Build the navigation model and evaluate

  • (Select the application structure)
  • Design the screens
    • Build the menus, evaluate
    • Select the command buttons
    • Select the metaphors
    • Select representations
    • Create the layout
    • Create the fields, labels and other controls
    • Add the shortcuts and icons, evaluate
    • Check the colours, visibility, restrictions,
    • conceptual model, mappings, symbol language,
    • exits, and feedback
  • Build the dialog boxes accordingly
  • Build the helps
  • Evaluate

Views

Windows structures

Windows types

Titles

Modes

application structures arlov 1997
Multiwindow interfaces:

consist of many main windows. A main window may launch dialog boxes, usually modal. Each nonmodal window may have its own pull-down menu.

Application structures, (Arlov, 1997)
application structures
Multidocument interfaces (MDI):

one main window that displays one menu. Close or minimising of the main window will close also the child windows of that main windows. If you need to control somehow the dialog, the MDI or if the user uses many application at the same time, or if the child windows have very different menus, a MDI is not the solution. But if your application is built around documents, it is good.

..application structures
application structures1
Multipane interfaces:

has a single main window divided into smaller panes, like Netscape mail. In it, some of the panes boss the others around for instance so that the selection it effects to what is hown in the othes and so on. Good one, if you know exactly which windows must be open at the same time.

..application structures
application structures2
Multiscreen interfaces:

in this alternative, you design the program to take care of all responsibility for changing the display. Old character-based applications was of this type.

..application structures

This is not a real multiscreen window, but

a wizard. The logic of multiscreen interface is however the

same as in typical multiscreen windows: a new window does

not open until the old is put away. Windows are modal.

a tiny window dictionary
A tiny window dictionary
  • Main window: User can minimise it. May have own menus. Typically launches other windows.
  • Child window: Always launched from a main window (or other parent window)
  • Dialog box asks response from a user. In Windows Guide: any form window.
  • Modal window / Modeless (or nonmodal) window: window that insists response by locking other part of a system/ Windows that asks for response, but permits the work go on in other windows
a tiny window dictionary1
… a tiny window dictionary
  • Home window: usually a main window, which starts a task and where a user comes a again in the end of a task
  • Primary window, secondary window: technical names for a main or object window, child or additional window.
  • Object window, Search window, Feedback box, windows for additional information: Semantic or logical names that I like to use.s
windows and titles

Identification of the object

Windowsand titles

Titles:

The name of object

maybe also the

name of instance

(Customer, book)

Primary window

Secondary Window

”Object window”

Dialog box

What happens

(selection of customer)

Whenever possible, name in the title bar

should match the name of the menu option

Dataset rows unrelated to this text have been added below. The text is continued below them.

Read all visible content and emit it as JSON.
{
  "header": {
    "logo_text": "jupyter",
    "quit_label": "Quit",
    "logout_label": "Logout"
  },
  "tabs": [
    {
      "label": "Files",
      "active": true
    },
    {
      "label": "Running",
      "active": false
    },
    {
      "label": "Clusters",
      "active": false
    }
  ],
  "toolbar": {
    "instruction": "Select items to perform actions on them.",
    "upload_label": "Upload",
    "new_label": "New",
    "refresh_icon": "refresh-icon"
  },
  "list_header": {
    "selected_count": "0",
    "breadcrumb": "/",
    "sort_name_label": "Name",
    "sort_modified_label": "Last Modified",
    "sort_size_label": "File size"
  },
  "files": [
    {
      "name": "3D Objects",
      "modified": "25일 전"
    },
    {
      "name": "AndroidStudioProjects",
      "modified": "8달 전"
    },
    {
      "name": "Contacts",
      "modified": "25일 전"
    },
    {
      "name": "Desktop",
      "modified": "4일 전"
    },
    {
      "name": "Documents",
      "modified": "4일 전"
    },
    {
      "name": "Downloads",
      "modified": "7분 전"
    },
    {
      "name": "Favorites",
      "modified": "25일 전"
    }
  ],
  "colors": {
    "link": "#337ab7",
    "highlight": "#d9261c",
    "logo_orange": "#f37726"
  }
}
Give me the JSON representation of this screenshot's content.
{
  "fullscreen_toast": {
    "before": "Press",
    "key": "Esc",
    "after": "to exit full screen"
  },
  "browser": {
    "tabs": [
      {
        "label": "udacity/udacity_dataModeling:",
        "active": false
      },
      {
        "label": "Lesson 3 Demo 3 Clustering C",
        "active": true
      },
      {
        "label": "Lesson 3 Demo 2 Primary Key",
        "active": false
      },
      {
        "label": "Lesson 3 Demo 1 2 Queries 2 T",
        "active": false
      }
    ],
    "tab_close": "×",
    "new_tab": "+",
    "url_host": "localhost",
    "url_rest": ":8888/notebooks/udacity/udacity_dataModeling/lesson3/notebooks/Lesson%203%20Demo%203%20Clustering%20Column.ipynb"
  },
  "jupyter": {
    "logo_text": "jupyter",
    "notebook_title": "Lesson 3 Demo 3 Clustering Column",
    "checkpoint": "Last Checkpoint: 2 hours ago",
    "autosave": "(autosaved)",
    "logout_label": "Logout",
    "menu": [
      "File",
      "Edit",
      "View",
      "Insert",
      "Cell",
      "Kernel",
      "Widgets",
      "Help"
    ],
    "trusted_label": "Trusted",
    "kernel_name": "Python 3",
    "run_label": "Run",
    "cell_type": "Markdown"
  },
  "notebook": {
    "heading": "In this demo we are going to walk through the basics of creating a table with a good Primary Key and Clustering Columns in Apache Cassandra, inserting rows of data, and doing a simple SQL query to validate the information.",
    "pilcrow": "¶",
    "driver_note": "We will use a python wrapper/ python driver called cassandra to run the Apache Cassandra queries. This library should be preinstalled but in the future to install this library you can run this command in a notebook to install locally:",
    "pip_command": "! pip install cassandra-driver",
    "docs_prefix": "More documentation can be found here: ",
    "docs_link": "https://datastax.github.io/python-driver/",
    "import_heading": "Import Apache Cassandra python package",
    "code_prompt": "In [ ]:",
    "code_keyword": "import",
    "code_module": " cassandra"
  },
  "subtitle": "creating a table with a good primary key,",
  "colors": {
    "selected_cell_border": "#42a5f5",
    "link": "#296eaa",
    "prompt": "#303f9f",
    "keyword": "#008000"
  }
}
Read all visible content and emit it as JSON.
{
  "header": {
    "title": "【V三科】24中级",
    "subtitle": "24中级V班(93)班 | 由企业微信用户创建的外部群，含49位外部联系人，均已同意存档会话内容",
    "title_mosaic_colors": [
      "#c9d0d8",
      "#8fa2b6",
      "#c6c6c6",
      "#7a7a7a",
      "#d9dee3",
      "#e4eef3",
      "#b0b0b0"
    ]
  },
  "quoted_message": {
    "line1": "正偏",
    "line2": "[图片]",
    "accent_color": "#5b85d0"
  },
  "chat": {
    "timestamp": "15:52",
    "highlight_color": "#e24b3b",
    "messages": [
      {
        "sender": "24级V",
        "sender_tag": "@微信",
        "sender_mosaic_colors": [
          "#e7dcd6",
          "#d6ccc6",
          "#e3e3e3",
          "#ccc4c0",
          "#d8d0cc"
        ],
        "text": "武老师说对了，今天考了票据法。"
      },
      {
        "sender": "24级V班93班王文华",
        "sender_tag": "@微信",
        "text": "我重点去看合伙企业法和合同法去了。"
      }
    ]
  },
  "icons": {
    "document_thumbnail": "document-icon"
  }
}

or bush button

dialog boxes
Dialog boxes
  • Transactional gathering the details heeded to complete a command for instance, which book to open
  • tools like numbering the book, property boxes etc.
  • messages delivering messages and providing feedback
one well working structure

A spider or a star:

An additional

window

A home window

An additional

window

An additional

window

An additional

window

One well-working structure

Design dialogs to yield closure. Sequences of actions should be organised into groups

with a beginning, middle, and end. The informative feedback at the completion of a group

of actions gives operators the satisfaction of accomplishment, a sense of relief, the signal

to drop contingency plans and options from their minds, and an indication that the way is

clear to prepare for the next group of actions.

example an object window with additional windows
Example: An object window with additional windows

A borrower

His loans, orders

and unpaid bills

modal and modeless dialog boxes
Modal and modeless dialog boxes

(Modaalinen, mooditon)

Modeless

Modal

modes

STOP

EJECT

Modes

(Toimintatilat)

Photoshop draw

with brush mode

Insert/replace

modes in word

processor

In phones: call mode

VCR: STOP mode/

Play mode

Use modes only when needed

modes1
…modes
  • Use modes consistently and do not initiate modes unexpectedly. Do not trap the user in a required field.
  • Make it clear how to escape
  • Make the user very clear that he has entered a mode. Offer very visible feedback, colour or changed cursor

Search

Search

Change

Enter

Enter